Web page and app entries

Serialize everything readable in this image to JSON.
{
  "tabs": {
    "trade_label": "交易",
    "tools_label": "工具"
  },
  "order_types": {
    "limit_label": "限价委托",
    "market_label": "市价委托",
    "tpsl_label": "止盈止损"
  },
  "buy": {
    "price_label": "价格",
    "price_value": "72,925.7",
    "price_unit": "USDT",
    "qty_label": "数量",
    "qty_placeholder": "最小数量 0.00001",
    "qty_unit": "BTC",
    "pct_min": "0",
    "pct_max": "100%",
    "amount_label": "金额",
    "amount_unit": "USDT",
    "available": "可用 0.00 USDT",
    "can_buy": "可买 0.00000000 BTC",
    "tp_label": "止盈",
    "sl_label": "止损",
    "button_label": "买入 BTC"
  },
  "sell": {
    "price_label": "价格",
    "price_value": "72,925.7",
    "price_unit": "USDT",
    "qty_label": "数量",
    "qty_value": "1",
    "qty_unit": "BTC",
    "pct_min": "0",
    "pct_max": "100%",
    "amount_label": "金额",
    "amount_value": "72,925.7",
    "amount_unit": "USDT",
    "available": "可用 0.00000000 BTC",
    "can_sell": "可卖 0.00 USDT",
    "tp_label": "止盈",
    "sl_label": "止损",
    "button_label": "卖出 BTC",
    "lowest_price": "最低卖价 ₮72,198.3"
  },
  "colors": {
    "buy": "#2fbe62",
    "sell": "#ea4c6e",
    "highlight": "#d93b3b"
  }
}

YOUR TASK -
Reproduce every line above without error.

PROBLEM SOLUTION -
Serialize everything readable in this image to JSON.
{
  "tabs": {
    "trade_label": "交易",
    "tools_label": "工具"
  },
  "order_types": {
    "limit_label": "限价委托",
    "market_label": "市价委托",
    "tpsl_label": "止盈止损"
  },
  "buy": {
    "price_label": "价格",
    "price_value": "72,925.7",
    "price_unit": "USDT",
    "qty_label": "数量",
    "qty_placeholder": "最小数量 0.00001",
    "qty_unit": "BTC",
    "pct_min": "0",
    "pct_max": "100%",
    "amount_label": "金额",
    "amount_unit": "USDT",
    "available": "可用 0.00 USDT",
    "can_buy": "可买 0.00000000 BTC",
    "tp_label": "止盈",
    "sl_label": "止损",
    "button_label": "买入 BTC"
  },
  "sell": {
    "price_label": "价格",
    "price_value": "72,925.7",
    "price_unit": "USDT",
    "qty_label": "数量",
    "qty_value": "1",
    "qty_unit": "BTC",
    "pct_min": "0",
    "pct_max": "100%",
    "amount_label": "金额",
    "amount_value": "72,925.7",
    "amount_unit": "USDT",
    "available": "可用 0.00000000 BTC",
    "can_sell": "可卖 0.00 USDT",
    "tp_label": "止盈",
    "sl_label": "止损",
    "button_label": "卖出 BTC",
    "lowest_price": "最低卖价 ₮72,198.3"
  },
  "colors": {
    "buy": "#2fbe62",
    "sell": "#ea4c6e",
    "highlight": "#d93b3b"
  }
}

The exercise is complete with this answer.